The task calls for each record to be given again exactly.

(Website and app data records)
━━━━━━━━━━━━━━━━━━━━

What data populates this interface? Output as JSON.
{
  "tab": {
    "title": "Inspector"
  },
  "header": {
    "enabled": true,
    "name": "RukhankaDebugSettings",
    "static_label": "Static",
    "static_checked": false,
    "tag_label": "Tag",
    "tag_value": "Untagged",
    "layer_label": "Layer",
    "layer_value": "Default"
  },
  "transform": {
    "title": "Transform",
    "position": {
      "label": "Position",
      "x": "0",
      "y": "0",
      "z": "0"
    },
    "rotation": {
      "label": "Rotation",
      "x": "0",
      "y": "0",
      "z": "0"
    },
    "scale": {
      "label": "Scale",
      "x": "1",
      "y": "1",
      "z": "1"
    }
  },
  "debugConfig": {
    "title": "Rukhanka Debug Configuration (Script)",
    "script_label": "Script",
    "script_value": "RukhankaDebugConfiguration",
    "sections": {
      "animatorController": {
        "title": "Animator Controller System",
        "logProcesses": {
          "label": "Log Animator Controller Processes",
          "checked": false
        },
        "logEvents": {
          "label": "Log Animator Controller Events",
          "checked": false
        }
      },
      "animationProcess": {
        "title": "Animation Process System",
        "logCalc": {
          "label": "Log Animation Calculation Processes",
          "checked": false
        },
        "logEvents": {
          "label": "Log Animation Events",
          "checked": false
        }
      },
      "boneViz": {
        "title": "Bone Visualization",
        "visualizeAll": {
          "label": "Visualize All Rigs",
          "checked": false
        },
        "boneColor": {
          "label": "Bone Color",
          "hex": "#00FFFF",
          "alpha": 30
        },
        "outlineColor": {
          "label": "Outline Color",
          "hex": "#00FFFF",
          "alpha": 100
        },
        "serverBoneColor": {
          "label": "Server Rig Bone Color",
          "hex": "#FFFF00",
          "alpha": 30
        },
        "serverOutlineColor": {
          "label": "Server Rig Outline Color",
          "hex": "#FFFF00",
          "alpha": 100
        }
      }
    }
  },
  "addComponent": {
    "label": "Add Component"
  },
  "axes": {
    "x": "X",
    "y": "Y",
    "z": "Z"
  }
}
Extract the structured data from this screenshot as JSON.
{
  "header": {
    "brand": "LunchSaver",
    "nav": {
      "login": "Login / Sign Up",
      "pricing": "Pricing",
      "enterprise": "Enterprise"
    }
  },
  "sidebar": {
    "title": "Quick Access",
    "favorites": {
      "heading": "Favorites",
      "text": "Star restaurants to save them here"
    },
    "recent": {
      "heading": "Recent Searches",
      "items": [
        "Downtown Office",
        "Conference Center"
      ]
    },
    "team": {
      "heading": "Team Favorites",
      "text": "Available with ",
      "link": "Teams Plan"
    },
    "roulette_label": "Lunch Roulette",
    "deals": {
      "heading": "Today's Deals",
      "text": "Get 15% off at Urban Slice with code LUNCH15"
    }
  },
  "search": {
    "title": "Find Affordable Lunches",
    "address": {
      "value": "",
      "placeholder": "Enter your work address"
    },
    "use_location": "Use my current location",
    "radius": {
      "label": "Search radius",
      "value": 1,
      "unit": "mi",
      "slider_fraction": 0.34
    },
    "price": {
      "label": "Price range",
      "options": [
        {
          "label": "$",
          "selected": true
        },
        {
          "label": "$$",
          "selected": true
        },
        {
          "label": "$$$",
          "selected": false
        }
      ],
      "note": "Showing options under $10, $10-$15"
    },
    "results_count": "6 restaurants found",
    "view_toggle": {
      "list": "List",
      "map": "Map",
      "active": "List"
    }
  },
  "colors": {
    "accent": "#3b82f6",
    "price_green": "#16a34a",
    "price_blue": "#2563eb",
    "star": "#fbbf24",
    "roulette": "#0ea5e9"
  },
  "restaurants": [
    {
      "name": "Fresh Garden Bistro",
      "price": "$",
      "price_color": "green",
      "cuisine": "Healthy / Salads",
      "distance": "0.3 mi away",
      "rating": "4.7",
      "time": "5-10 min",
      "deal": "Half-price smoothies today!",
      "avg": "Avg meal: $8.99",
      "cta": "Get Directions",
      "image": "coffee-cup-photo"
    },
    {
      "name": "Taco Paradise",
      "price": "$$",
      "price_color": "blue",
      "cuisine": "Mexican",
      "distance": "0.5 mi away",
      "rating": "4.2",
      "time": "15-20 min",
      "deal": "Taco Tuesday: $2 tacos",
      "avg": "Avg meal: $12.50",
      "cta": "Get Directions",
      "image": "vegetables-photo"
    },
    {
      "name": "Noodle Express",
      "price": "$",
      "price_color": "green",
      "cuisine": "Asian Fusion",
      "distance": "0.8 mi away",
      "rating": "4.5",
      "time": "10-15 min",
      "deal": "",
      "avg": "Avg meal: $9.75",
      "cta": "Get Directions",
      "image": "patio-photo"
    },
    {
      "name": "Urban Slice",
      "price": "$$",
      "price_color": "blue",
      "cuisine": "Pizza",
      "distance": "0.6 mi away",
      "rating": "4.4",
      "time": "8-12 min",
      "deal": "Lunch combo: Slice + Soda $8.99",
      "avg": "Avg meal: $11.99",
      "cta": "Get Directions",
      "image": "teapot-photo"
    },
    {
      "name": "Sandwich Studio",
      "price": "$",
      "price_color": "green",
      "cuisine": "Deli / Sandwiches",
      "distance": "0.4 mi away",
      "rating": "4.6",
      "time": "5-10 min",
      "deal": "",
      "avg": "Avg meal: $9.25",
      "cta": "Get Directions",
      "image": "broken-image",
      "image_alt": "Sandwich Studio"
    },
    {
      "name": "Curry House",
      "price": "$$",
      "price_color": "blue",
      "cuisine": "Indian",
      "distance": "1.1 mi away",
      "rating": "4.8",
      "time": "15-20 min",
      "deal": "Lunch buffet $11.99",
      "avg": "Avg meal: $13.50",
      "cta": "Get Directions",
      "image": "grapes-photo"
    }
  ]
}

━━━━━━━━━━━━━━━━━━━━

-- Exercise result --
What data populates this interface? Output as JSON.
{
  "tab": {
    "title": "Inspector"
  },
  "header": {
    "enabled": true,
    "name": "RukhankaDebugSettings",
    "static_label": "Static",
    "static_checked": false,
    "tag_label": "Tag",
    "tag_value": "Untagged",
    "layer_label": "Layer",
    "layer_value": "Default"
  },
  "transform": {
    "title": "Transform",
    "position": {
      "label": "Position",
      "x": "0",
      "y": "0",
      "z": "0"
    },
    "rotation": {
      "label": "Rotation",
      "x": "0",
      "y": "0",
      "z": "0"
    },
    "scale": {
      "label": "Scale",
      "x": "1",
      "y": "1",
      "z": "1"
    }
  },
  "debugConfig": {
    "title": "Rukhanka Debug Configuration (Script)",
    "script_label": "Script",
    "script_value": "RukhankaDebugConfiguration",
    "sections": {
      "animatorController": {
        "title": "Animator Controller System",
        "logProcesses": {
          "label": "Log Animator Controller Processes",
          "checked": false
        },
        "logEvents": {
          "label": "Log Animator Controller Events",
          "checked": false
        }
      },
      "animationProcess": {
        "title": "Animation Process System",
        "logCalc": {
          "label": "Log Animation Calculation Processes",
          "checked": false
        },
        "logEvents": {
          "label": "Log Animation Events",
          "checked": false
        }
      },
      "boneViz": {
        "title": "Bone Visualization",
        "visualizeAll": {
          "label": "Visualize All Rigs",
          "checked": false
        },
        "boneColor": {
          "label": "Bone Color",
          "hex": "#00FFFF",
          "alpha": 30
        },
        "outlineColor": {
          "label": "Outline Color",
          "hex": "#00FFFF",
          "alpha": 100
        },
        "serverBoneColor": {
          "label": "Server Rig Bone Color",
          "hex": "#FFFF00",
          "alpha": 30
        },
        "serverOutlineColor": {
          "label": "Server Rig Outline Color",
          "hex": "#FFFF00",
          "alpha": 100
        }
      }
    }
  },
  "addComponent": {
    "label": "Add Component"
  },
  "axes": {
    "x": "X",
    "y": "Y",
    "z": "Z"
  }
}
Extract the structured data from this screenshot as JSON.
{
  "header": {
    "brand": "LunchSaver",
    "nav": {
      "login": "Login / Sign Up",
      "pricing": "Pricing",
      "enterprise": "Enterprise"
    }
  },
  "sidebar": {
    "title": "Quick Access",
    "favorites": {
      "heading": "Favorites",
      "text": "Star restaurants to save them here"
    },
    "recent": {
      "heading": "Recent Searches",
      "items": [
        "Downtown Office",
        "Conference Center"
      ]
    },
    "team": {
      "heading": "Team Favorites",
      "text": "Available with ",
      "link": "Teams Plan"
    },
    "roulette_label": "Lunch Roulette",
    "deals": {
      "heading": "Today's Deals",
      "text": "Get 15% off at Urban Slice with code LUNCH15"
    }
  },
  "search": {
    "title": "Find Affordable Lunches",
    "address": {
      "value": "",
      "placeholder": "Enter your work address"
    },
    "use_location": "Use my current location",
    "radius": {
      "label": "Search radius",
      "value": 1,
      "unit": "mi",
      "slider_fraction": 0.34
    },
    "price": {
      "label": "Price range",
      "options": [
        {
          "label": "$",
          "selected": true
        },
        {
          "label": "$$",
          "selected": true
        },
        {
          "label": "$$$",
          "selected": false
        }
      ],
      "note": "Showing options under $10, $10-$15"
    },
    "results_count": "6 restaurants found",
    "view_toggle": {
      "list": "List",
      "map": "Map",
      "active": "List"
    }
  },
  "colors": {
    "accent": "#3b82f6",
    "price_green": "#16a34a",
    "price_blue": "#2563eb",
    "star": "#fbbf24",
    "roulette": "#0ea5e9"
  },
  "restaurants": [
    {
      "name": "Fresh Garden Bistro",
      "price": "$",
      "price_color": "green",
      "cuisine": "Healthy / Salads",
      "distance": "0.3 mi away",
      "rating": "4.7",
      "time": "5-10 min",
      "deal": "Half-price smoothies today!",
      "avg": "Avg meal: $8.99",
      "cta": "Get Directions",
      "image": "coffee-cup-photo"
    },
    {
      "name": "Taco Paradise",
      "price": "$$",
      "price_color": "blue",
      "cuisine": "Mexican",
      "distance": "0.5 mi away",
      "rating": "4.2",
      "time": "15-20 min",
      "deal": "Taco Tuesday: $2 tacos",
      "avg": "Avg meal: $12.50",
      "cta": "Get Directions",
      "image": "vegetables-photo"
    },
    {
      "name": "Noodle Express",
      "price": "$",
      "price_color": "green",
      "cuisine": "Asian Fusion",
      "distance": "0.8 mi away",
      "rating": "4.5",
      "time": "10-15 min",
      "deal": "",
      "avg": "Avg meal: $9.75",
      "cta": "Get Directions",
      "image": "patio-photo"
    },
    {
      "name": "Urban Slice",
      "price": "$$",
      "price_color": "blue",
      "cuisine": "Pizza",
      "distance": "0.6 mi away",
      "rating": "4.4",
      "time": "8-12 min",
      "deal": "Lunch combo: Slice + Soda $8.99",
      "avg": "Avg meal: $11.99",
      "cta": "Get Directions",
      "image": "teapot-photo"
    },
    {
      "name": "Sandwich Studio",
      "price": "$",
      "price_color": "green",
      "cuisine": "Deli / Sandwiches",
      "distance": "0.4 mi away",
      "rating": "4.6",
      "time": "5-10 min",
      "deal": "",
      "avg": "Avg meal: $9.25",
      "cta": "Get Directions",
      "image": "broken-image",
      "image_alt": "Sandwich Studio"
    },
    {
      "name": "Curry House",
      "price": "$$",
      "price_color": "blue",
      "cuisine": "Indian",
      "distance": "1.1 mi away",
      "rating": "4.8",
      "time": "15-20 min",
      "deal": "Lunch buffet $11.99",
      "avg": "Avg meal: $13.50",
      "cta": "Get Directions",
      "image": "grapes-photo"
    }
  ]
}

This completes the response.